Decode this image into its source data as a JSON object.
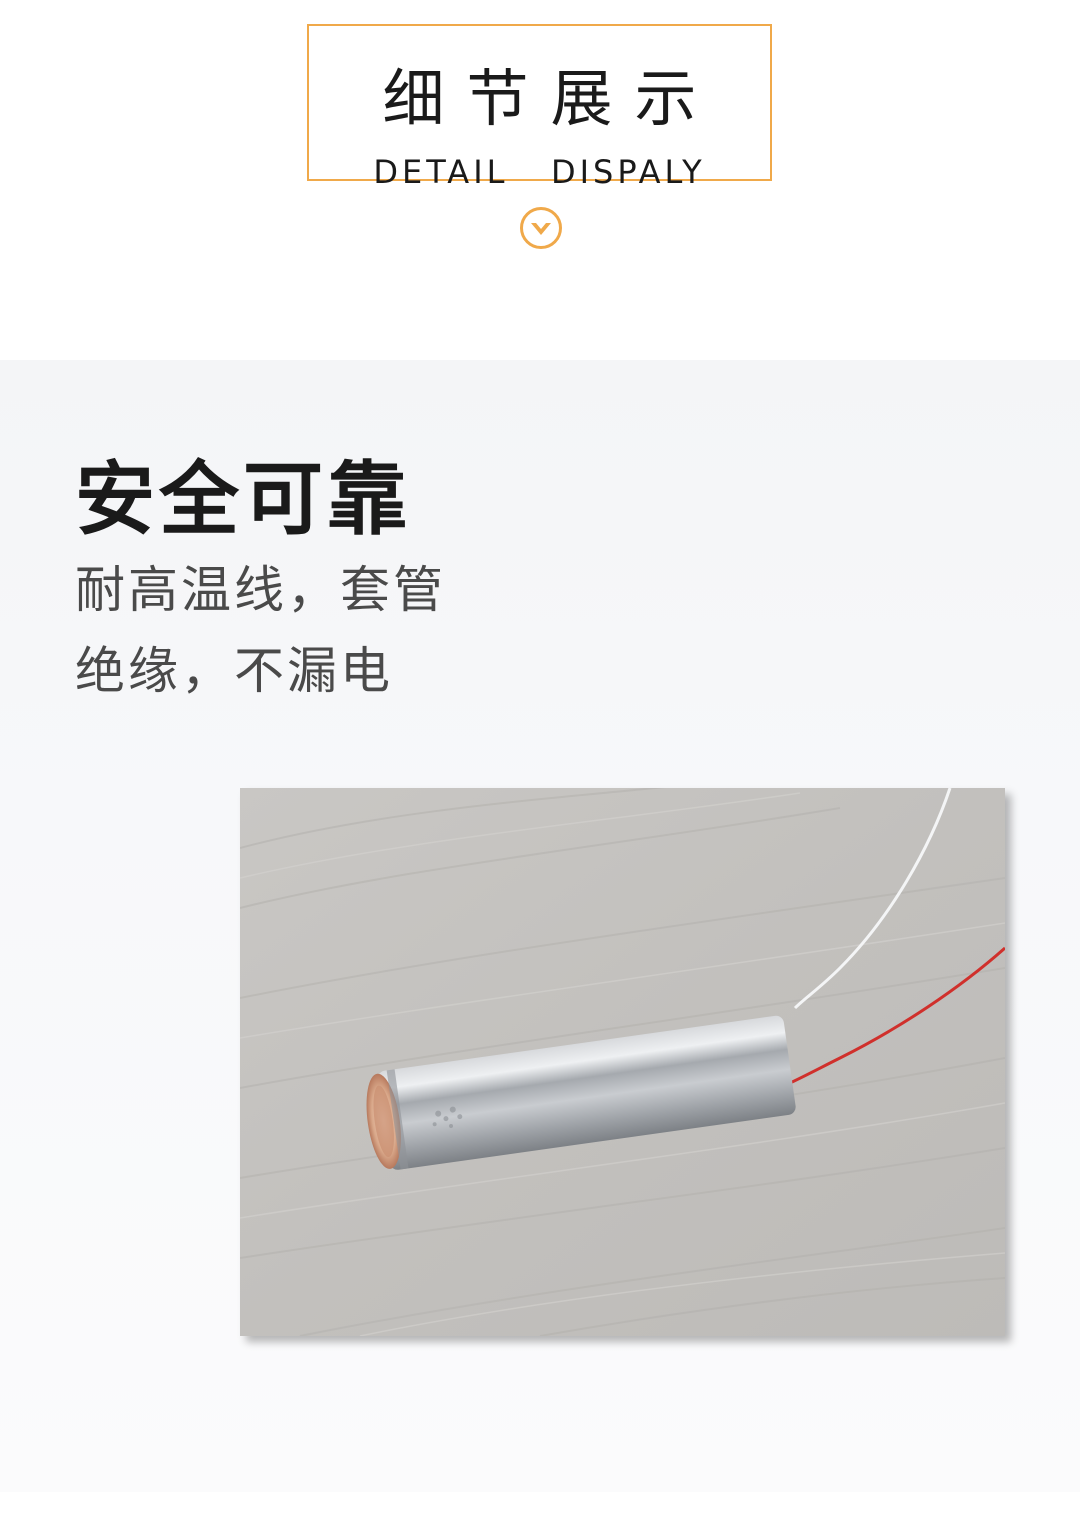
{
  "header": {
    "title_cn": "细节展示",
    "title_en": "DETAIL   DISPALY",
    "accent_color": "#f0a94a",
    "scroll_icon": "chevron-down-circle-icon"
  },
  "feature": {
    "title": "安全可靠",
    "lines": [
      "耐高温线，套管",
      "绝缘，不漏电"
    ]
  },
  "photo": {
    "subject": "product-photo"
  }
}
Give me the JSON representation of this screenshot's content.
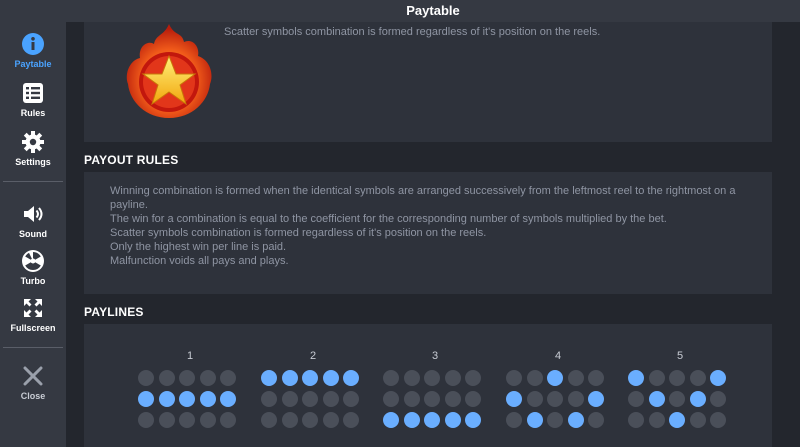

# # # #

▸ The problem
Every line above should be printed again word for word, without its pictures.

▸ Your solution
Decode this image into its source data as a JSON object.
{
  "header": {
    "title_cn": "细节展示",
    "title_en": "DETAIL   DISPALY",
    "accent_color": "#f0a94a",
    "scroll_icon": "chevron-down-circle-icon"
  },
  "feature": {
    "title": "安全可靠",
    "lines": [
      "耐高温线，套管",
      "绝缘，不漏电"
    ]
  },
  "photo": {
    "subject": "product-photo"
  }
}
Give me the JSON representation of this screenshot's content.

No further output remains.